# [What this task involves]
Restate the entries below exactly, and keep all images out of the answer.

# [Listed entries]
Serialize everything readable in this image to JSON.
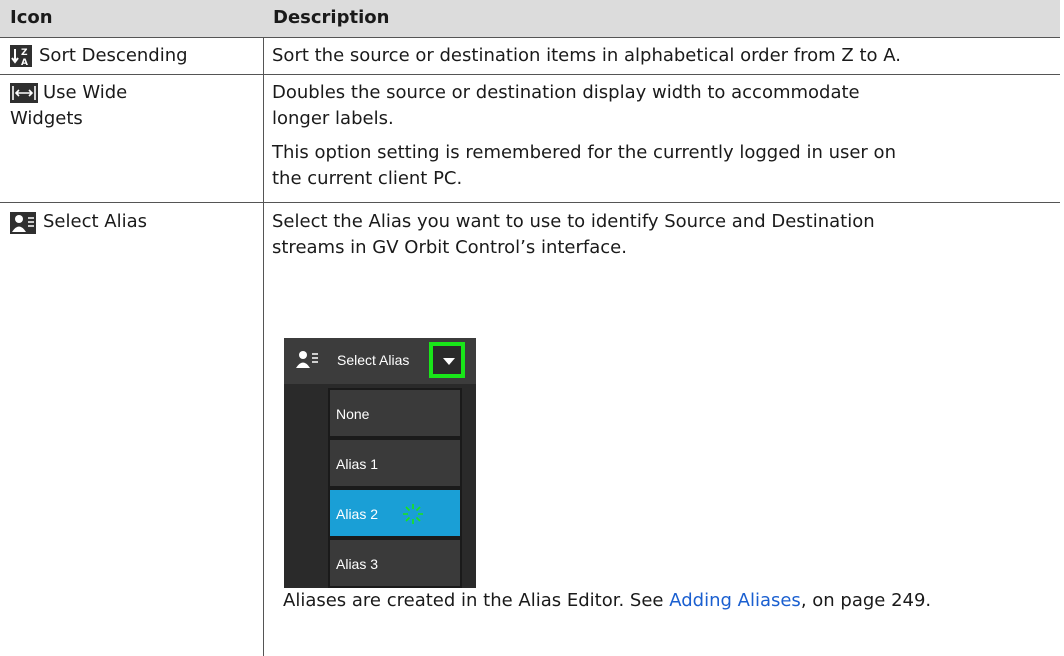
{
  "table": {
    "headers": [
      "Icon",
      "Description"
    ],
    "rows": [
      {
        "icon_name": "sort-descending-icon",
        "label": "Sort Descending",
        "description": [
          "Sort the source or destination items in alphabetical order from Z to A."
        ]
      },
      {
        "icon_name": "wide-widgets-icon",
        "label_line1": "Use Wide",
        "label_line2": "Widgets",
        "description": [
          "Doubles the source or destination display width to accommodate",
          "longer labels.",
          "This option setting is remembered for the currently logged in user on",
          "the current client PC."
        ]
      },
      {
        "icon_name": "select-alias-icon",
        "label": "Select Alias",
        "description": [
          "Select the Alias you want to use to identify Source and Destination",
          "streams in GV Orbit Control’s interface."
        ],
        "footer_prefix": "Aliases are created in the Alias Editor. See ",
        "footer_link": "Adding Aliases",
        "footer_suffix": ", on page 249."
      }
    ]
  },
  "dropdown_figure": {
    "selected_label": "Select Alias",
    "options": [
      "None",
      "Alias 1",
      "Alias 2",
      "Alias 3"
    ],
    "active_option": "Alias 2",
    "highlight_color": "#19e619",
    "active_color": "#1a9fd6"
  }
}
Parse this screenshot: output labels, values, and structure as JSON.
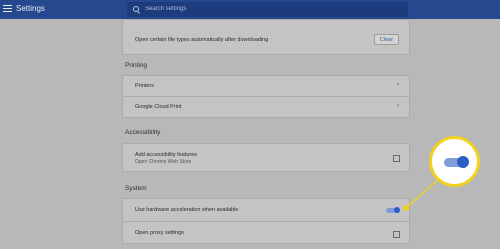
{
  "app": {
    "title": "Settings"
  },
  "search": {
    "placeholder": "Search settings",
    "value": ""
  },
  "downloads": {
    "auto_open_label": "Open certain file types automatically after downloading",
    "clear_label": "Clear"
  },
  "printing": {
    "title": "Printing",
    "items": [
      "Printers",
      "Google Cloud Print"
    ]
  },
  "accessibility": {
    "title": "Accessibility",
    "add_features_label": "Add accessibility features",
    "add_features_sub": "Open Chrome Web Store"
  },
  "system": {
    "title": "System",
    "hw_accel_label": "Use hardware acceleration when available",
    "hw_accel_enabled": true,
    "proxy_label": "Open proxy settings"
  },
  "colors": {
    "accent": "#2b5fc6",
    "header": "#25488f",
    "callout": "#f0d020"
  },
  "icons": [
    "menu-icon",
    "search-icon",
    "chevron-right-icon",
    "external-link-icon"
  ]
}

# [Task answer]
Serialize everything readable in this image to JSON.
{
  "table": {
    "headers": [
      "Icon",
      "Description"
    ],
    "rows": [
      {
        "icon_name": "sort-descending-icon",
        "label": "Sort Descending",
        "description": [
          "Sort the source or destination items in alphabetical order from Z to A."
        ]
      },
      {
        "icon_name": "wide-widgets-icon",
        "label_line1": "Use Wide",
        "label_line2": "Widgets",
        "description": [
          "Doubles the source or destination display width to accommodate",
          "longer labels.",
          "This option setting is remembered for the currently logged in user on",
          "the current client PC."
        ]
      },
      {
        "icon_name": "select-alias-icon",
        "label": "Select Alias",
        "description": [
          "Select the Alias you want to use to identify Source and Destination",
          "streams in GV Orbit Control’s interface."
        ],
        "footer_prefix": "Aliases are created in the Alias Editor. See ",
        "footer_link": "Adding Aliases",
        "footer_suffix": ", on page 249."
      }
    ]
  },
  "dropdown_figure": {
    "selected_label": "Select Alias",
    "options": [
      "None",
      "Alias 1",
      "Alias 2",
      "Alias 3"
    ],
    "active_option": "Alias 2",
    "highlight_color": "#19e619",
    "active_color": "#1a9fd6"
  }
}
Parse this screenshot: output labels, values, and structure as JSON.
{
  "app": {
    "title": "Settings"
  },
  "search": {
    "placeholder": "Search settings",
    "value": ""
  },
  "downloads": {
    "auto_open_label": "Open certain file types automatically after downloading",
    "clear_label": "Clear"
  },
  "printing": {
    "title": "Printing",
    "items": [
      "Printers",
      "Google Cloud Print"
    ]
  },
  "accessibility": {
    "title": "Accessibility",
    "add_features_label": "Add accessibility features",
    "add_features_sub": "Open Chrome Web Store"
  },
  "system": {
    "title": "System",
    "hw_accel_label": "Use hardware acceleration when available",
    "hw_accel_enabled": true,
    "proxy_label": "Open proxy settings"
  },
  "colors": {
    "accent": "#2b5fc6",
    "header": "#25488f",
    "callout": "#f0d020"
  },
  "icons": [
    "menu-icon",
    "search-icon",
    "chevron-right-icon",
    "external-link-icon"
  ]
}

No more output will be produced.